|The Rookery of St Giles|
Owned by Meux and Company, the Horseshoe Brewery in Tottenham Court Road stood in the poverty-stricken St Giles rookery. The building housed a number of enormous beer vats and when one of these ruptured, tragedy followed. At around 5.30pm on 17th October 1814 one of the vats of 10-month-old Meux’s Porter burst wide open, spilling thousands of gallons of alcohol. The force of the rupture smashed neighbouring vats, resulting in an unstoppable tidal wave of beer racing through one of the most densely-populated areas in London.
The porter flooded out into the streets, crashing through walls and pouring into the basement homes of the rookery; two houses were destroyed and the wall of a local pub collapsed in the force of the wave, killing a 14 year old member of staff. Those in the way of the wall of porter stood little chance of escape and a group of mourners who had gathered to mark the passing of an infant in a New Street cellar were all killed or injured.
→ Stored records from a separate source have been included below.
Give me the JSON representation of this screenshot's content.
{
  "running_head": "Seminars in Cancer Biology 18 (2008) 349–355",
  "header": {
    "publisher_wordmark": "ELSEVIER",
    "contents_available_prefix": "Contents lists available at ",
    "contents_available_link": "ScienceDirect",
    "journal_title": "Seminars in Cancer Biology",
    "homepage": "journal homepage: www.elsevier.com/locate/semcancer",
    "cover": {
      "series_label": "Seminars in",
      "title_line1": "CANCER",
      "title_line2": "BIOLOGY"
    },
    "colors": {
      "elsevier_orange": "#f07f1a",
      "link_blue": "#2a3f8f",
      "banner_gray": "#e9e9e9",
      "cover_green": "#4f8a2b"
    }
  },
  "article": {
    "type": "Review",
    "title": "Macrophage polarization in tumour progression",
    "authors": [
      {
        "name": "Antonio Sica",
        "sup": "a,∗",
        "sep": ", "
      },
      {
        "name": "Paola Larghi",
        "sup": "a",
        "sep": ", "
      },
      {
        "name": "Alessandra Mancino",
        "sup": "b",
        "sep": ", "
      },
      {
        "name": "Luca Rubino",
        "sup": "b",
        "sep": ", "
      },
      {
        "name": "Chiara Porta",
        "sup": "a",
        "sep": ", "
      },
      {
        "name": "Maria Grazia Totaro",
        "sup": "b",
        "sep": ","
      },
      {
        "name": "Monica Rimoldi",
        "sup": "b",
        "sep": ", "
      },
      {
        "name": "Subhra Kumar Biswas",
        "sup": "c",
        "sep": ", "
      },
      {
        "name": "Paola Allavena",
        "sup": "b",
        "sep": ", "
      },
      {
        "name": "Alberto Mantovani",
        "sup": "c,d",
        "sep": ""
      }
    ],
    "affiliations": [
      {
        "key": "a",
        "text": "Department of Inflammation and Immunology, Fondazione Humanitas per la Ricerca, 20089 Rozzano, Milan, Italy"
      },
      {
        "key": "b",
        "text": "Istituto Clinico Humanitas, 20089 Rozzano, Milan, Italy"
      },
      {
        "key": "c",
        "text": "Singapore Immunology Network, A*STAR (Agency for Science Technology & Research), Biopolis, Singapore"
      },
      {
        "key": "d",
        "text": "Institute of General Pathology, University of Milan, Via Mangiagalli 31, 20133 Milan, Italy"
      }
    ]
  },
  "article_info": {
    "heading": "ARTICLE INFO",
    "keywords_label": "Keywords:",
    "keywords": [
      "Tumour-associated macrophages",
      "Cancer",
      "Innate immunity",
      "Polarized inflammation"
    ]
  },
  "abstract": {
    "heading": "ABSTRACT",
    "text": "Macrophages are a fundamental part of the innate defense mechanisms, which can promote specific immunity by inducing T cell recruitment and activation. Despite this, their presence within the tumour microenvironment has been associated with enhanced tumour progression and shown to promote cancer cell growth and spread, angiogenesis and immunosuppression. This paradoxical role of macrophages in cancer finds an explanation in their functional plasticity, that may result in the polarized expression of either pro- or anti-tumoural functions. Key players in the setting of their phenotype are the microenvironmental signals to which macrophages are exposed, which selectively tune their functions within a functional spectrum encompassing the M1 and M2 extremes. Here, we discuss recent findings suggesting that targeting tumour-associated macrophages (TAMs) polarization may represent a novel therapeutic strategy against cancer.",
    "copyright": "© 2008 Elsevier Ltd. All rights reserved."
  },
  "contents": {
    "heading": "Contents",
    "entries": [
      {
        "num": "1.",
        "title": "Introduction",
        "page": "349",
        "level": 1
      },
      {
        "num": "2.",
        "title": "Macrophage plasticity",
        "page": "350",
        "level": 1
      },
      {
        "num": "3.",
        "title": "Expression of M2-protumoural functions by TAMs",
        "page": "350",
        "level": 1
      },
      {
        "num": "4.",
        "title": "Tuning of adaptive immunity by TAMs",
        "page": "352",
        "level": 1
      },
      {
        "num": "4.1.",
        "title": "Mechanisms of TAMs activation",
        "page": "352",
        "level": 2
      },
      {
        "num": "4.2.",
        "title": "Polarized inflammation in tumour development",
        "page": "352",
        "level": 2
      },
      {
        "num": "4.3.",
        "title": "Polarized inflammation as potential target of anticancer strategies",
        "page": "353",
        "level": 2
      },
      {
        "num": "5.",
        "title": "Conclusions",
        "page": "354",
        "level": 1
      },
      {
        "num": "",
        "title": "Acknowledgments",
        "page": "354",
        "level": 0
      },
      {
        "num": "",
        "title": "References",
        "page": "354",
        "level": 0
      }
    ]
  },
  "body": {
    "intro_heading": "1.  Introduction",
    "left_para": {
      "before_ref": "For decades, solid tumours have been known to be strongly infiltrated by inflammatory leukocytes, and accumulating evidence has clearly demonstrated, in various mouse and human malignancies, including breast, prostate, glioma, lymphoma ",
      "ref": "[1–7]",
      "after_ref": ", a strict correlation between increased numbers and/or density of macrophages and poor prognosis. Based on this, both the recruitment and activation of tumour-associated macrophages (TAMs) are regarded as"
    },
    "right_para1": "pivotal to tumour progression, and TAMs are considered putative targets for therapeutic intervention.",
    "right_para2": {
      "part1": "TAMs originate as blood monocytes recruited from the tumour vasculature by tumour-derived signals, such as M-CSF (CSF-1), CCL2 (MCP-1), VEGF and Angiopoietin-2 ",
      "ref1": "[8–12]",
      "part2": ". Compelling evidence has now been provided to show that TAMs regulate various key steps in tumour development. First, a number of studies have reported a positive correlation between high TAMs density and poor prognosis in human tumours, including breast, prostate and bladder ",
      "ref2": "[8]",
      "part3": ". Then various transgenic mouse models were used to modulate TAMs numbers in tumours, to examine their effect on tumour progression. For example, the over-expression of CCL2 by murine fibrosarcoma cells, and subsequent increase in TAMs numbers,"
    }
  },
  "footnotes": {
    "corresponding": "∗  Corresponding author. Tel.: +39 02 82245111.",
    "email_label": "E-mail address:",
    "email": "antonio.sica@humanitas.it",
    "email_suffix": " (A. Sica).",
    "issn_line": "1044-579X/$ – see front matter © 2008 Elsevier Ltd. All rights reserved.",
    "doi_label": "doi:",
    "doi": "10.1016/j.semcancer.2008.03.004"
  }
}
Eight people died as a result of the flood yet had the catastrophe occurred just an hour later, the death toll would have been far higher. At 5.30pm most of the men of the tenements were out working, leaving their unfortunate wives and children at home. Although the brewery was taken to court, the jury ruled that the tragedy had been an Act of God and nobody would face punishment. Meux and Company found itself in financial straits as a result of lost sales and the fact that they had already paid duty on the lost beer. They petitioned Parliament and were granted a refund on the duty, a decision that saved the brewery from bankruptcy.
Meux had been in business since 1764 and would remain so until it was sold to a larger group in 1961; the company has passed into history now but the memory of the Beer Flood lives on.